A look at how packaged-foods manufacturers are faring in this faltering economy:
Campbell Soup’s sales rose 13% in the most recent quarter, a phenomenon CEO Douglas Conant said was aided partly by strapped consumers embracing condensed soup as an inexpensive meal alternative, the Web site adage.com reported.
Kellogg Co.’s second-quarter sales climbed 11% to $3.3 billion, a rise CEO David Mackay told analysts was due to "a reduction [by consumers] in out-of-home consumption," the Web site said.
And General Mills, too, saw U.S. sales increase 14% in its most recent quarter, while Kraft Foods reported a second-quarter sales jump of 21% to $11.2 billion.
"The fact that people are eating at home more is certainly a positive," said CEO Irene Rosenfeld.
The average grocery bill has risen 5% from a year ago, according to the Food Marketing Institute, as consumers are increasingly trading eating out for eating in. Cheesecake Factory reported same-store sales were down 4% for the second quarter, and Ruby Tuesday reported same-store sales down 10% at company-run locations, adage.com reported.
But there’s a catch: Packaged-foods companies’ sales increases can also be credited to their hiking prices to offset swinging ingredient costs. And that’s taking a toll on profits. Despite its sales gains, General Mills’ first-quarter net income declined 4% due to commodity hedging. Some ingredient prices fell sharply during the quarter.
Tim Hammonds, FMI president, said consumers are eating at home more but are not showing a renewed interest in cooking, which is why a lot of products seeing the biggest bump are the easiest to prepare: cereal, sandwiches, ramen, and macaroni and cheese.

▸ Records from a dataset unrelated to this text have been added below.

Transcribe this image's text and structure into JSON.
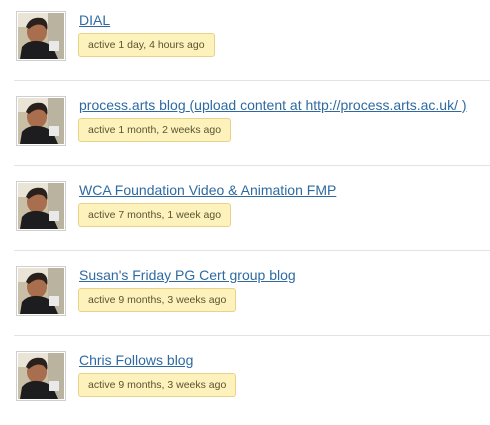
{
  "groups": [
    {
      "title": "DIAL",
      "activity": "active 1 day, 4 hours ago",
      "avatar_icon": "user-photo-icon"
    },
    {
      "title": "process.arts blog (upload content at http://process.arts.ac.uk/ )",
      "activity": "active 1 month, 2 weeks ago",
      "avatar_icon": "user-photo-icon"
    },
    {
      "title": "WCA Foundation Video & Animation FMP",
      "activity": "active 7 months, 1 week ago",
      "avatar_icon": "user-photo-icon"
    },
    {
      "title": "Susan's Friday PG Cert group blog",
      "activity": "active 9 months, 3 weeks ago",
      "avatar_icon": "user-photo-icon"
    },
    {
      "title": "Chris Follows blog",
      "activity": "active 9 months, 3 weeks ago",
      "avatar_icon": "user-photo-icon"
    }
  ],
  "colors": {
    "link": "#2e6aa1",
    "badge_background": "#fdf2bc",
    "badge_border": "#e7d288",
    "divider": "#e3e3e3"
  }
}
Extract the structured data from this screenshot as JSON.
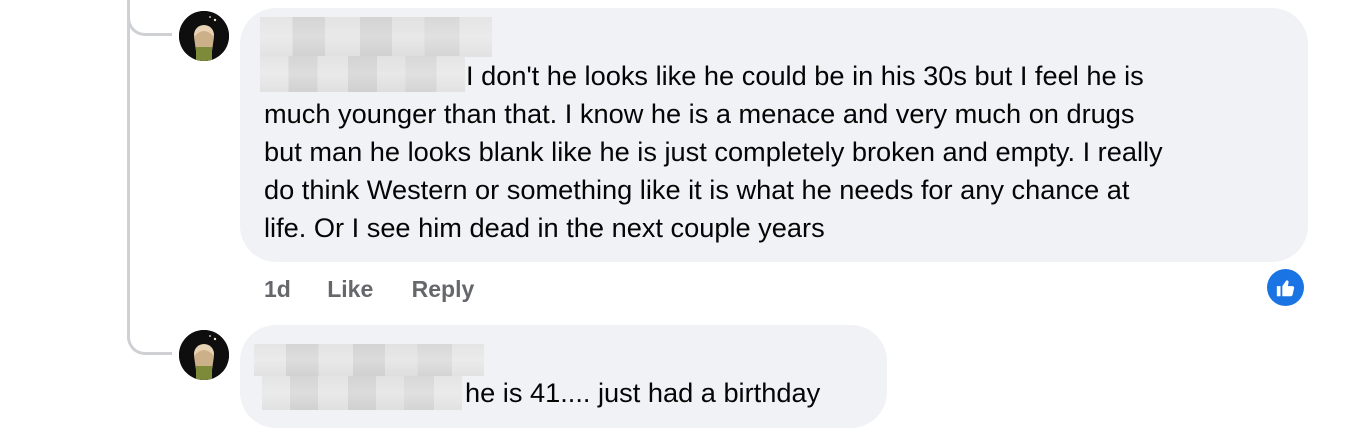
{
  "comments": [
    {
      "text_first_line": "I don't he looks like he could be in his 30s but I feel he is",
      "text_lines": [
        "much younger than that. I know he is a menace and very much on drugs",
        "but man he looks blank like he is just completely broken and empty. I really",
        "do think Western or something like it is what he needs for any chance at",
        "life. Or I see him dead in the next couple years"
      ],
      "timestamp": "1d",
      "like_label": "Like",
      "reply_label": "Reply",
      "reaction_icon": "thumbs-up-icon",
      "reaction_color": "#1b74e4"
    },
    {
      "text_first_line": "he is 41.... just had a birthday"
    }
  ],
  "colors": {
    "bubble": "#f0f2f5",
    "text": "#050505",
    "secondary": "#65676b",
    "thread_line": "#ced0d4"
  }
}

Sales of Maruchan Ramen noodles are up across the board, adage.com reported. "It’s because of the economy," said VP-Marketing Rick Kester. "The same thing happened in the [recessions of] the ’70s and ’80s," despite the company’s spending only "a couple of million dollars" on marketing each year.